The withdrawal of Kawasaki from MotoGP - which Ian Wheeler, the team's press officer has told Motorsport-Total.com that he knows nothing about - is likely to blow the MotoGP riders market completely open once again. With the MotoGP merry-go-round seemingly all done and dusted before the end of the season, the sudden availability of two big name riders is likely to have satellite team managers consulting their lawyers.
Of the Kawasaki pairing of John Hopkins and Marco Melandri, Hopper is likely to be the name most in demand. Hopkins is the rider carrying the Monster Energy sponsorship, and with Kawasaki out, Monster's budget is likely to go to whoever signs the American. And in a time of hardship, that money will be very welcome indeed.

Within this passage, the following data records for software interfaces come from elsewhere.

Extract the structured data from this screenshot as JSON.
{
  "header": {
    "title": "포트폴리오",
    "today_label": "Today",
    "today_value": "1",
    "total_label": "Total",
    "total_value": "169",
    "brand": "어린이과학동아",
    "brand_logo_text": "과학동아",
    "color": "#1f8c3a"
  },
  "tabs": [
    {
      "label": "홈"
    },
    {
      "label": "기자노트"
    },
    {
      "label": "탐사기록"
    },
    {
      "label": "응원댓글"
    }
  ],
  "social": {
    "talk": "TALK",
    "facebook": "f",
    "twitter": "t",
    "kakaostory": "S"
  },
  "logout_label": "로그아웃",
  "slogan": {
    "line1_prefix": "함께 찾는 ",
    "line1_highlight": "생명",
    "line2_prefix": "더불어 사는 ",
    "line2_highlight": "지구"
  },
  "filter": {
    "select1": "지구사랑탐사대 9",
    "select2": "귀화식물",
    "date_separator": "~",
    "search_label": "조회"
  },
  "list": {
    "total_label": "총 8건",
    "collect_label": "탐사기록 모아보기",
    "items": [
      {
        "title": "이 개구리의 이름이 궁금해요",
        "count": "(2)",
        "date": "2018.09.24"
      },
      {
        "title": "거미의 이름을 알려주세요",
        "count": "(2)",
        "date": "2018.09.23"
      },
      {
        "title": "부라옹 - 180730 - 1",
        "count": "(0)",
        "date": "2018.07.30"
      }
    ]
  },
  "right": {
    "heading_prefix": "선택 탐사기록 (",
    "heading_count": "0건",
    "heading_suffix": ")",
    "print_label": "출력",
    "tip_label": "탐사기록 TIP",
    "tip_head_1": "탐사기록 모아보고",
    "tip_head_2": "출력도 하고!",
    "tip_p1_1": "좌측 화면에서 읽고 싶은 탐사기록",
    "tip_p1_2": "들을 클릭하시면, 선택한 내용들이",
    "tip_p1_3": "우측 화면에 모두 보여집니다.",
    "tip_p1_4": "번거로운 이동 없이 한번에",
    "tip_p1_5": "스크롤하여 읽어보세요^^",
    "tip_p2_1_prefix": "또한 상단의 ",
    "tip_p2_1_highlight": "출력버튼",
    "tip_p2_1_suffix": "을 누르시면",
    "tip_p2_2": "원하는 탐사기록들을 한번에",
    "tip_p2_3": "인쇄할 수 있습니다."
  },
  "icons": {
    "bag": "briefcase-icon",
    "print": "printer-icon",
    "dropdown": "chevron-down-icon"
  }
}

The most probable casualty of the Hopkins / Monster duo is Colin Edwards. The Texan's position in the Tech 3 Yamaha squad had already become less certain after Bridgestone were awarded the single tire contract for MotoGP. Edwards has been closely associated with Michelin for a very long time, and was their lead development rider in MotoGP until their forced withdrawal. With the tire development role gone, along with the Michelin money which was said to be funding Tech 3, Herve Poncharal may feel that Hopkins and his Monster millions are a far more attractive proposition.
The problem for Poncharal is that Edwards is not in the employ of the Tech 3 Yamaha team, but has a contract with Yamaha directly. Consequently, Poncharal has less control over the hiring and firing of the Texan than he may wish. And with Yamaha seats in the other major racing series all filled, it may prove difficult to convince Edwards to move elsewhere.